Editor’s note: Following is a page from my spiritual notebook.

I took a seat at one end of the faded flower couch opposite JK. ABC’s Sunday Evening News with Tom Yamas played on the TV. I picked up my cell phone.

As Hubby alternately worked a sudoku and watched news reports, I texted my older son, Brian. Several years ago, he had said, “Can you text me? It’s easier to text than to talk on the phone.”

Thus, I texted. (Not that he always responded.) On Sunday evenings I got my best conversations, so I picked up my phone and considered how to begin.

Brian coached a hockey team. Since both his sons Wally and Sammy skated on it, I began with a query likely to get a response. “What’s the weekend hockey report?”

Brian replied, “Lost to GR Christian 6-1 and today to Walker 6-3. Both are a tier above us. We played well today.”

I nodded to myself and returned, “Good to hear the team played well. How’s your hip feeling?”

When I last saw Brian, it was four months after his hip replacement surgery and he was still using a crutch. I knew he was off that aid and even wearing his skates to coach.

My son replied, “It’s OK. A bit stiff and sore.”

OK, then… I wrote, “Hang in there. Did Wally play this weekend?”

After touching “send” I paused, remembering last November. After leaving home for over a month, Wally had returned home just before high school hockey try-outs. He had to skate in try-outs even though he had played on the varsity team last year and was assured a slot. He didn’t.

Instead, he chose to play for Brian’s area JV team. I had hoped being together in the game they enjoy would help heal their stressed relationship.

Further, Wally’s actions led me to think he had always wanted to skate for his dad the way his little brother always had.

Over past weeks, Brian had mentioned Wally missed practices. My son had followed the team rules, making the player sit out the appropriate number of game periods. Even though Wally is Brain’s son, he has to treat him like he would any other player.

In response to the question about Wally playing, Brian wrote, “No. Had to kick him off the team. He also left home again.”

I gasped. Again?

JK looked over and raised his eyebrows. I shook my head to him and typed, “What happened this time?”
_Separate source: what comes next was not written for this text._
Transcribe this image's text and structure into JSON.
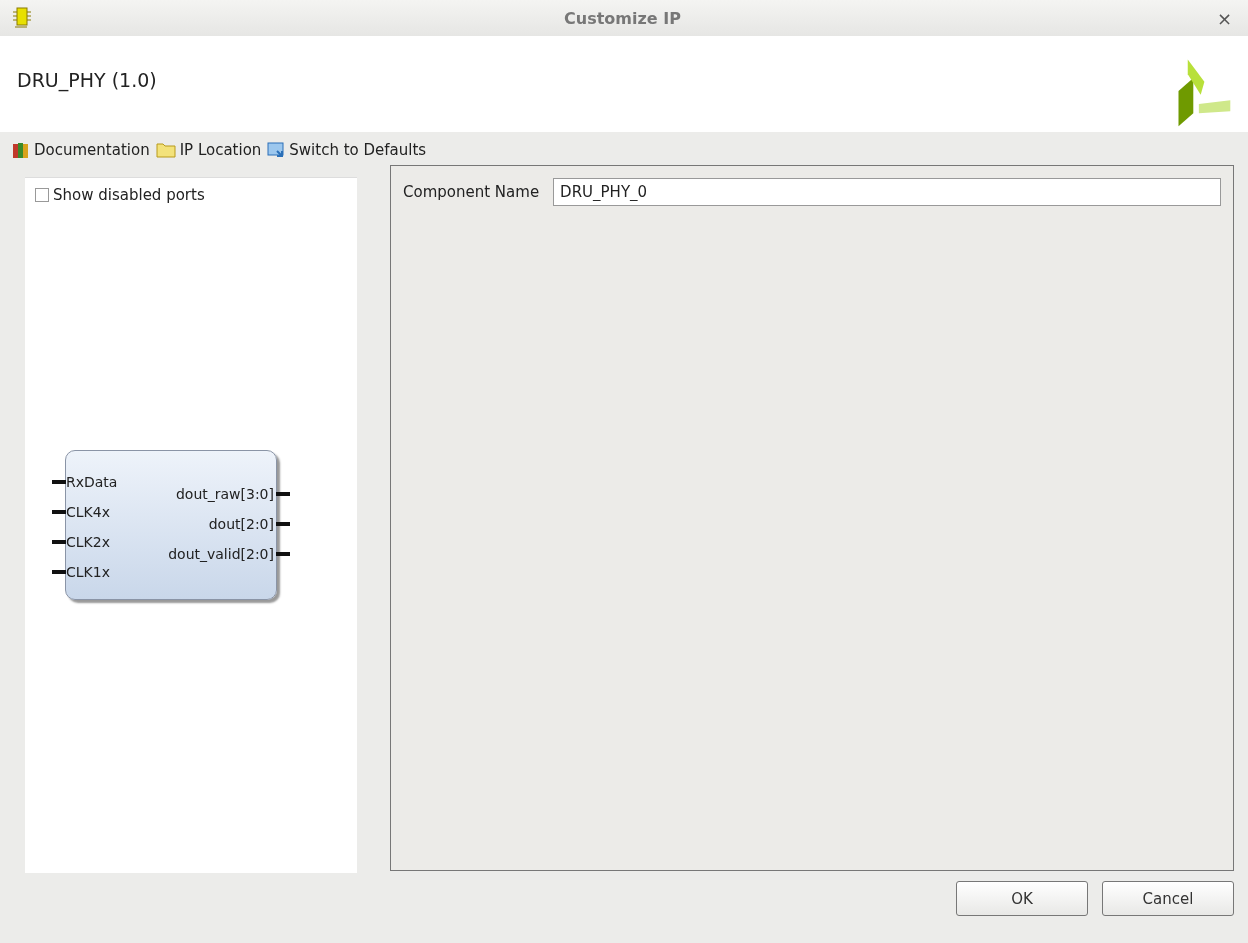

Brian replied, “He’s got a bunch of growing up to do.”

But what happened? I pursued, “Did Wally lose his temper again?”

My son returned, “Yep. We got into a pretty bad argument. He thinks the world revolves around him.”

I paused. Brian’s evading the details. I sidestepped the tender issue. “How is Sammy doing?”
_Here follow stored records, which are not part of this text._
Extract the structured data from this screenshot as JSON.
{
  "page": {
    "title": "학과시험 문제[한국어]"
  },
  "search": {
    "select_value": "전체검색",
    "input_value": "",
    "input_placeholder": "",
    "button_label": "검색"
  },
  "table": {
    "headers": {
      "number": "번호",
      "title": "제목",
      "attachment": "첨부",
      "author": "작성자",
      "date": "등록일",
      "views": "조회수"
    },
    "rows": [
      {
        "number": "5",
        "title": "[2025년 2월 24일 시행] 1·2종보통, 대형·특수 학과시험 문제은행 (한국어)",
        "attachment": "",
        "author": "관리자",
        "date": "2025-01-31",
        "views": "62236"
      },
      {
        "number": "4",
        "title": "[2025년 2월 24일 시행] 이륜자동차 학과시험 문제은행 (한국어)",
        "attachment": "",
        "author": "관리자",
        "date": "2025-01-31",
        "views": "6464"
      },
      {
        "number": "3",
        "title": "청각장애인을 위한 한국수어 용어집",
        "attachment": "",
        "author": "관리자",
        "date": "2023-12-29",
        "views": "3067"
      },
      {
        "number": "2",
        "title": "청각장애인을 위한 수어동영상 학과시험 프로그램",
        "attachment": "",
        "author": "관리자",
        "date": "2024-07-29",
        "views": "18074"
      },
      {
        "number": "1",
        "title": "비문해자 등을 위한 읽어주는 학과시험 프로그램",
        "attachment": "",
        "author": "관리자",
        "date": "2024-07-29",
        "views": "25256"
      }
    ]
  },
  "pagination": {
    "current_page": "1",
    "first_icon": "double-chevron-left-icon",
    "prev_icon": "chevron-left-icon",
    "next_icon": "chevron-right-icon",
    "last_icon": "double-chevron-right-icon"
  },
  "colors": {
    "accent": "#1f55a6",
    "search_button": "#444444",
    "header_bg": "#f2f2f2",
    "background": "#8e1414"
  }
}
About his younger son, Brian typed, “He’s surprisingly good. Had a goal and an assist today.”



Probably better for Sammy to not have his bigger, faster brother on the team.

Turning back to the home situation I typed, “How is your wife taking all this?

Brian said, “Not good. He was being super disrespectful to her. That’s what started the argument with me.”

I remembered years before when he was 18 and left home. Half the time I blamed my ex-husband. The other half I grieved for my lost child. I texted, “I hope she doesn’t blame you.”

Brian replied, “It’s not good. Wally says I’m the reason for all his issues and he is never talking to me again.”

Brian’s hurting. I side-stepped the underlying issue asking a factual question. “Did Wally go back to where he was staying before?”

In a minute, Brian sent a reply. “I don’t know. I thought I was doing everything I could for him. He is super selfish.”

I thought of a possible track scholarship Wally had and typed, “I hope he stays in school.”

Brian said, “I hope so too.”

I took a breath and re-arranged myself on the couch.

I want to be supportive. I texted, “I am sorry for it all. I have been praying for you guys. I will continue. God has a plan. It is important to be open to new outcomes.”

As I hit send, a thought came to me. I typed again, “Is it possible Wally drove out to see your dad?”

The reply was quick. “No. I don’t know where he went. Wally’s been very hurtful to me and, in a way I think it’s better that he’s not here.”

Our conversation ended there. Though I texted my son again two days later, I got no response.

Years ago, my ex-husband had seethed with cold anger and refused to discuss our son. Frowning he had commanded, “Don’t mention that boy’s name to me.” Brian is not like his dad.

Back then, I was sad and either in tears or enduring silent emotional pain. Brian and his wife may be on the same rollercoaster. I took a breath and set my phone aside. Brian had said, “…it’s better he’s not here.” They need a cool-down. The situation can still develop positively.

God had a plan when Brian left home years ago. That plan is not finished. It has a new generation of players and new possibilities. My part is to be supportive and to pray for the highest good.

May it be so!

Leave a Reply




You can use these HTML tags

<a href="" title=""> <abbr title=""> <acronym title=""> <b> <blockquote cite=""> <cite> <code> <del datetime=""> <em> <i> <q cite=""> <s> <strike> <strong>